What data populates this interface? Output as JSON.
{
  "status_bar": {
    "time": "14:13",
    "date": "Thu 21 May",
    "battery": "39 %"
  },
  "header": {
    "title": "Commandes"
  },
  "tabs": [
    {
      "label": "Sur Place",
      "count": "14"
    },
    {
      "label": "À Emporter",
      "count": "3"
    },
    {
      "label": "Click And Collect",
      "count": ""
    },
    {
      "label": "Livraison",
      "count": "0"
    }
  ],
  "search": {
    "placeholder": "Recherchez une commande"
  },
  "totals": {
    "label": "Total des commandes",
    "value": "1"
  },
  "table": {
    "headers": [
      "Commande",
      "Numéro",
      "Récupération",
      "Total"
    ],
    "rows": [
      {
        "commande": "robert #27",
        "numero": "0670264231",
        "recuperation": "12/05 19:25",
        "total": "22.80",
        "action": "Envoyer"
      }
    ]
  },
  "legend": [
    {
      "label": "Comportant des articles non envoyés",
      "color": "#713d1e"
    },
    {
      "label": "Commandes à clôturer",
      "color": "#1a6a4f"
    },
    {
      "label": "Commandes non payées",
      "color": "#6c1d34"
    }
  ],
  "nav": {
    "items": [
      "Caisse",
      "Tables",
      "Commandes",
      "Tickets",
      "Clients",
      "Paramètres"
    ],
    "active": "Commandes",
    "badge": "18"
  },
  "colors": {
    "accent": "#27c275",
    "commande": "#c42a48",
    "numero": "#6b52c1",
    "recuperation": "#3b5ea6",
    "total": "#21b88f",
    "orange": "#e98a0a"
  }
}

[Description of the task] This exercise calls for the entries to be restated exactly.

[Exercise answer]
What data populates this interface? Output as JSON.
{
  "status_bar": {
    "time": "14:13",
    "date": "Thu 21 May",
    "battery": "39 %"
  },
  "header": {
    "title": "Commandes"
  },
  "tabs": [
    {
      "label": "Sur Place",
      "count": "14"
    },
    {
      "label": "À Emporter",
      "count": "3"
    },
    {
      "label": "Click And Collect",
      "count": ""
    },
    {
      "label": "Livraison",
      "count": "0"
    }
  ],
  "search": {
    "placeholder": "Recherchez une commande"
  },
  "totals": {
    "label": "Total des commandes",
    "value": "1"
  },
  "table": {
    "headers": [
      "Commande",
      "Numéro",
      "Récupération",
      "Total"
    ],
    "rows": [
      {
        "commande": "robert #27",
        "numero": "0670264231",
        "recuperation": "12/05 19:25",
        "total": "22.80",
        "action": "Envoyer"
      }
    ]
  },
  "legend": [
    {
      "label": "Comportant des articles non envoyés",
      "color": "#713d1e"
    },
    {
      "label": "Commandes à clôturer",
      "color": "#1a6a4f"
    },
    {
      "label": "Commandes non payées",
      "color": "#6c1d34"
    }
  ],
  "nav": {
    "items": [
      "Caisse",
      "Tables",
      "Commandes",
      "Tickets",
      "Clients",
      "Paramètres"
    ],
    "active": "Commandes",
    "badge": "18"
  },
  "colors": {
    "accent": "#27c275",
    "commande": "#c42a48",
    "numero": "#6b52c1",
    "recuperation": "#3b5ea6",
    "total": "#21b88f",
    "orange": "#e98a0a"
  }
}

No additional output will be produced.